SUPPLIED MATERIAL
[Start of Attachment]

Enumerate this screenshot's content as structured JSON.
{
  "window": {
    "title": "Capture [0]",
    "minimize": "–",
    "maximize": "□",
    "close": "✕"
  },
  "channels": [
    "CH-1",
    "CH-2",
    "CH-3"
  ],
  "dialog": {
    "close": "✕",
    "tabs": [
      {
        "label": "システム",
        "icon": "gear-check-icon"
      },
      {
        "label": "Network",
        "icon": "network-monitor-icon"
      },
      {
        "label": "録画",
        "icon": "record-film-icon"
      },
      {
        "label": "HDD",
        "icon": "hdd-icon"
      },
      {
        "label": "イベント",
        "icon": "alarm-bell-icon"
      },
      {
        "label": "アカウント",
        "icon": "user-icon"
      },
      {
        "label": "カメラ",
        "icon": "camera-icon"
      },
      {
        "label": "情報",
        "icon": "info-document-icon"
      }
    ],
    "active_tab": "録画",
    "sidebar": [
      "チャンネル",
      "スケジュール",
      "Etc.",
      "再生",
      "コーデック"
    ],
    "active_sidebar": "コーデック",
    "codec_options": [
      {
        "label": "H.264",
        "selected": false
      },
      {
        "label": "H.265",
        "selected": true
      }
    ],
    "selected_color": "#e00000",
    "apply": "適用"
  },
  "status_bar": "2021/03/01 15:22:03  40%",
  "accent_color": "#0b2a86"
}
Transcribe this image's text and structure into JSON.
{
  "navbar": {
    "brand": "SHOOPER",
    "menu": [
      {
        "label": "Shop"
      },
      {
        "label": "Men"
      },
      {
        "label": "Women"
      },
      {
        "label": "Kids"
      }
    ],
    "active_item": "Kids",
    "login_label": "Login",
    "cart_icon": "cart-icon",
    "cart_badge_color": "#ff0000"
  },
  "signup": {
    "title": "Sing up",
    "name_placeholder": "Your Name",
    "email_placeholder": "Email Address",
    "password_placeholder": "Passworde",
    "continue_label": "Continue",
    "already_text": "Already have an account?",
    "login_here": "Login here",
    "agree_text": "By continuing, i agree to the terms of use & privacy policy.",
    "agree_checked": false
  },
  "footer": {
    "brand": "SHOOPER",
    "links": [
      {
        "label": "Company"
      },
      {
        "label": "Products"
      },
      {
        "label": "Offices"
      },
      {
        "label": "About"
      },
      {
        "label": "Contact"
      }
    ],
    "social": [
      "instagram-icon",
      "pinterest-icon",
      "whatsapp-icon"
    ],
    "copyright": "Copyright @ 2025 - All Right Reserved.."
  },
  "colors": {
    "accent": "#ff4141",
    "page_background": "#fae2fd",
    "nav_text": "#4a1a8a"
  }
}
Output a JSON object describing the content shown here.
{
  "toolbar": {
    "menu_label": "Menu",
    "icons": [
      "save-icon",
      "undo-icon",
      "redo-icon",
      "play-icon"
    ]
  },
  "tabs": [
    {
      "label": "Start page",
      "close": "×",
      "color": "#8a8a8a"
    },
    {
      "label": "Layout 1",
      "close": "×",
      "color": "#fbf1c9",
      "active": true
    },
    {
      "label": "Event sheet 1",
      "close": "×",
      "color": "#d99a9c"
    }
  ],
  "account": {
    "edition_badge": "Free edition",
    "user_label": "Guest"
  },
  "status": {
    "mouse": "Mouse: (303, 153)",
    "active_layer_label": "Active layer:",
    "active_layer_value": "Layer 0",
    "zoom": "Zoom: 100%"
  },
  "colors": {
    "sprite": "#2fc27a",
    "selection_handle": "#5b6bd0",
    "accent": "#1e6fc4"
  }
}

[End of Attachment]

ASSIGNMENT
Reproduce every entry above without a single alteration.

SOLUTION FOR THIS EXERCISE
Enumerate this screenshot's content as structured JSON.
{
  "window": {
    "title": "Capture [0]",
    "minimize": "–",
    "maximize": "□",
    "close": "✕"
  },
  "channels": [
    "CH-1",
    "CH-2",
    "CH-3"
  ],
  "dialog": {
    "close": "✕",
    "tabs": [
      {
        "label": "システム",
        "icon": "gear-check-icon"
      },
      {
        "label": "Network",
        "icon": "network-monitor-icon"
      },
      {
        "label": "録画",
        "icon": "record-film-icon"
      },
      {
        "label": "HDD",
        "icon": "hdd-icon"
      },
      {
        "label": "イベント",
        "icon": "alarm-bell-icon"
      },
      {
        "label": "アカウント",
        "icon": "user-icon"
      },
      {
        "label": "カメラ",
        "icon": "camera-icon"
      },
      {
        "label": "情報",
        "icon": "info-document-icon"
      }
    ],
    "active_tab": "録画",
    "sidebar": [
      "チャンネル",
      "スケジュール",
      "Etc.",
      "再生",
      "コーデック"
    ],
    "active_sidebar": "コーデック",
    "codec_options": [
      {
        "label": "H.264",
        "selected": false
      },
      {
        "label": "H.265",
        "selected": true
      }
    ],
    "selected_color": "#e00000",
    "apply": "適用"
  },
  "status_bar": "2021/03/01 15:22:03  40%",
  "accent_color": "#0b2a86"
}
Transcribe this image's text and structure into JSON.
{
  "navbar": {
    "brand": "SHOOPER",
    "menu": [
      {
        "label": "Shop"
      },
      {
        "label": "Men"
      },
      {
        "label": "Women"
      },
      {
        "label": "Kids"
      }
    ],
    "active_item": "Kids",
    "login_label": "Login",
    "cart_icon": "cart-icon",
    "cart_badge_color": "#ff0000"
  },
  "signup": {
    "title": "Sing up",
    "name_placeholder": "Your Name",
    "email_placeholder": "Email Address",
    "password_placeholder": "Passworde",
    "continue_label": "Continue",
    "already_text": "Already have an account?",
    "login_here": "Login here",
    "agree_text": "By continuing, i agree to the terms of use & privacy policy.",
    "agree_checked": false
  },
  "footer": {
    "brand": "SHOOPER",
    "links": [
      {
        "label": "Company"
      },
      {
        "label": "Products"
      },
      {
        "label": "Offices"
      },
      {
        "label": "About"
      },
      {
        "label": "Contact"
      }
    ],
    "social": [
      "instagram-icon",
      "pinterest-icon",
      "whatsapp-icon"
    ],
    "copyright": "Copyright @ 2025 - All Right Reserved.."
  },
  "colors": {
    "accent": "#ff4141",
    "page_background": "#fae2fd",
    "nav_text": "#4a1a8a"
  }
}
Output a JSON object describing the content shown here.
{
  "toolbar": {
    "menu_label": "Menu",
    "icons": [
      "save-icon",
      "undo-icon",
      "redo-icon",
      "play-icon"
    ]
  },
  "tabs": [
    {
      "label": "Start page",
      "close": "×",
      "color": "#8a8a8a"
    },
    {
      "label": "Layout 1",
      "close": "×",
      "color": "#fbf1c9",
      "active": true
    },
    {
      "label": "Event sheet 1",
      "close": "×",
      "color": "#d99a9c"
    }
  ],
  "account": {
    "edition_badge": "Free edition",
    "user_label": "Guest"
  },
  "status": {
    "mouse": "Mouse: (303, 153)",
    "active_layer_label": "Active layer:",
    "active_layer_value": "Layer 0",
    "zoom": "Zoom: 100%"
  },
  "colors": {
    "sprite": "#2fc27a",
    "selection_handle": "#5b6bd0",
    "accent": "#1e6fc4"
  }
}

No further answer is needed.